Who would have thought that a single, huge blast of measles vaccine could actually send a widespread blood cancer into remission? That was discovered in a new test by researchers over at the Mayo Clinic. Stacy Erholtz, who happened to be suffering from an advanced stage of blood cancer, managed to see her situation improve, courtesy of an intravenous injection of the measles virus that subsequently overwhelmed the cancer’s natural defenses.
Where clinical trials are concerned, this is said to be a small test because it had just a couple of subjects. Lead researcher Dr. Stephen Russell thinks that it has been a promising start, shared, “It’s a landmark. We’ve known for a long time that we can give a virus intravenously and destroy metastatic cancer in mice. Nobody’s shown that you can do that in people before.”
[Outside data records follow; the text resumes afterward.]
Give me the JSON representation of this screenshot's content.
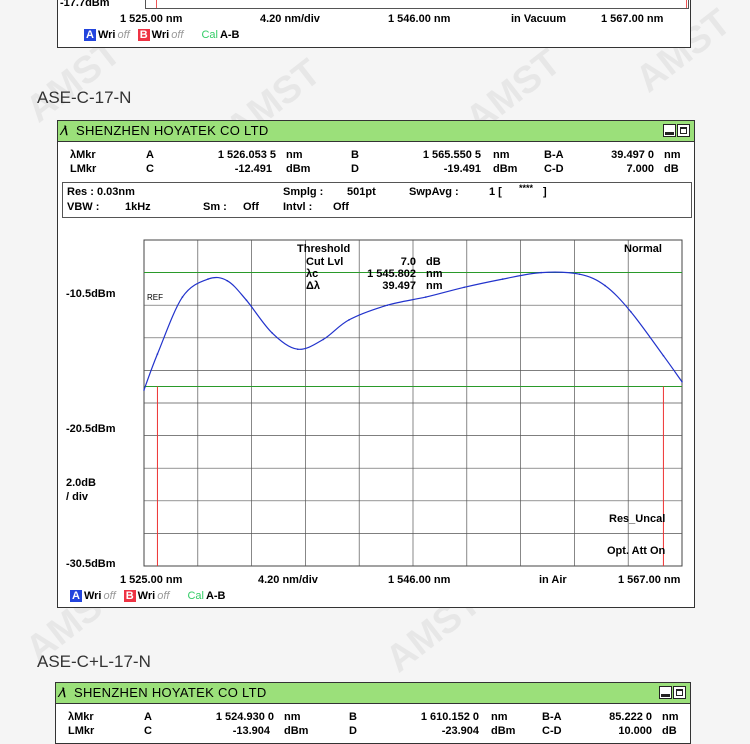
{
  "panel1": {
    "ref_level": "-17.7dBm",
    "x_start": "1 525.00 nm",
    "x_scale": "4.20 nm/div",
    "x_center": "1 546.00 nm",
    "medium": "in Vacuum",
    "x_stop": "1 567.00 nm",
    "legend": {
      "a": "A",
      "wri_a": "Wri",
      "off_a": "off",
      "b": "B",
      "wri_b": "Wri",
      "off_b": "off",
      "cal": "Cal",
      "ab": "A-B"
    }
  },
  "label2": "ASE-C-17-N",
  "panel2": {
    "title": "SHENZHEN HOYATEK CO LTD",
    "mkr": {
      "lmkr_label": "λMkr",
      "a_label": "A",
      "a_val": "1 526.053 5",
      "a_unit": "nm",
      "b_label": "B",
      "b_val": "1 565.550 5",
      "b_unit": "nm",
      "ba_label": "B-A",
      "ba_val": "39.497 0",
      "ba_unit": "nm",
      "lvmkr_label": "LMkr",
      "c_label": "C",
      "c_val": "-12.491",
      "c_unit": "dBm",
      "d_label": "D",
      "d_val": "-19.491",
      "d_unit": "dBm",
      "cd_label": "C-D",
      "cd_val": "7.000",
      "cd_unit": "dB"
    },
    "settings": {
      "res": "Res : 0.03nm",
      "smplg_label": "Smplg :",
      "smplg_val": "501pt",
      "swpavg_label": "SwpAvg :",
      "swpavg_val": "1 [",
      "swpavg_stars": "****",
      "swpavg_close": "]",
      "vbw": "VBW :",
      "vbw_val": "1kHz",
      "sm": "Sm :",
      "sm_val": "Off",
      "intvl": "Intvl :",
      "intvl_val": "Off"
    },
    "threshold": {
      "title": "Threshold",
      "cut_label": "Cut Lvl",
      "cut_val": "7.0",
      "cut_unit": "dB",
      "lc_label": "λc",
      "lc_val": "1 545.802",
      "lc_unit": "nm",
      "dl_label": "Δλ",
      "dl_val": "39.497",
      "dl_unit": "nm"
    },
    "mode": "Normal",
    "ref_tag": "REF",
    "y_top": "-10.5dBm",
    "y_mid": "-20.5dBm",
    "y_bot": "-30.5dBm",
    "y_scale_1": "2.0dB",
    "y_scale_2": "/ div",
    "res_uncal": "Res_Uncal",
    "opt_att": "Opt. Att On",
    "x_start": "1 525.00 nm",
    "x_scale": "4.20 nm/div",
    "x_center": "1 546.00 nm",
    "medium": "in Air",
    "x_stop": "1 567.00 nm",
    "legend": {
      "a": "A",
      "wri_a": "Wri",
      "off_a": "off",
      "b": "B",
      "wri_b": "Wri",
      "off_b": "off",
      "cal": "Cal",
      "ab": "A-B"
    }
  },
  "label3": "ASE-C+L-17-N",
  "panel3": {
    "title": "SHENZHEN HOYATEK CO LTD",
    "mkr": {
      "lmkr_label": "λMkr",
      "a_label": "A",
      "a_val": "1 524.930 0",
      "a_unit": "nm",
      "b_label": "B",
      "b_val": "1 610.152 0",
      "b_unit": "nm",
      "ba_label": "B-A",
      "ba_val": "85.222 0",
      "ba_unit": "nm",
      "lvmkr_label": "LMkr",
      "c_label": "C",
      "c_val": "-13.904",
      "c_unit": "dBm",
      "d_label": "D",
      "d_val": "-23.904",
      "d_unit": "dBm",
      "cd_label": "C-D",
      "cd_val": "10.000",
      "cd_unit": "dB"
    }
  },
  "chart_data": {
    "type": "line",
    "xlabel": "",
    "ylabel": "",
    "xlim": [
      1525.0,
      1567.0
    ],
    "ylim": [
      -30.5,
      -10.5
    ],
    "series": [
      {
        "x": [
          1525.0,
          1526.05,
          1528.0,
          1530.0,
          1531.5,
          1533.0,
          1535.0,
          1537.0,
          1539.0,
          1541.0,
          1544.0,
          1547.0,
          1550.0,
          1553.0,
          1556.0,
          1559.0,
          1561.0,
          1563.0,
          1565.55,
          1567.0
        ],
        "y": [
          -19.7,
          -17.5,
          -14.0,
          -12.9,
          -13.0,
          -14.2,
          -16.2,
          -17.2,
          -16.6,
          -15.4,
          -14.5,
          -14.0,
          -13.4,
          -12.9,
          -12.5,
          -12.6,
          -13.3,
          -14.9,
          -17.6,
          -19.2
        ]
      }
    ],
    "markers": {
      "a_nm": 1526.05,
      "b_nm": 1565.55,
      "c_dbm": -12.491,
      "d_dbm": -19.491
    },
    "grid": true
  }
}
The measles vaccine would see the viruses bind to cancer cells, using them to replicate. Along the way, the entire process would destroy the cells, while the body’s immune system kicks into action and attacks whatever remains since it has been “marked” as a virus, or infected material. Apart from that, the doctors managed to figure out a benchmark for the virus dose required to reduce cancer in patients, which would be 100 billion infectious units instead of the standard 10,000 units.
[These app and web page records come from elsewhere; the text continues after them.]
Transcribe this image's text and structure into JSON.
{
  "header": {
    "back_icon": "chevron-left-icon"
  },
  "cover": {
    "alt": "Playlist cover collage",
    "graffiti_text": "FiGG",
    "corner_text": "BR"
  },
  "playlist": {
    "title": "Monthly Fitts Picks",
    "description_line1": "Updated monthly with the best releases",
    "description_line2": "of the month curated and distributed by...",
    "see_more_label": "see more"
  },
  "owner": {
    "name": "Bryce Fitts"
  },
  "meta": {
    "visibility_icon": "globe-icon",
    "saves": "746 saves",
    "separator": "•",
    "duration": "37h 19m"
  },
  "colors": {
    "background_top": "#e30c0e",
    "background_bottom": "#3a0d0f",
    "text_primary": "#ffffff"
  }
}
Of course, this does not make it an instant cancer cure overnight as there are still some more hurdles to pass, including your body’s defenses.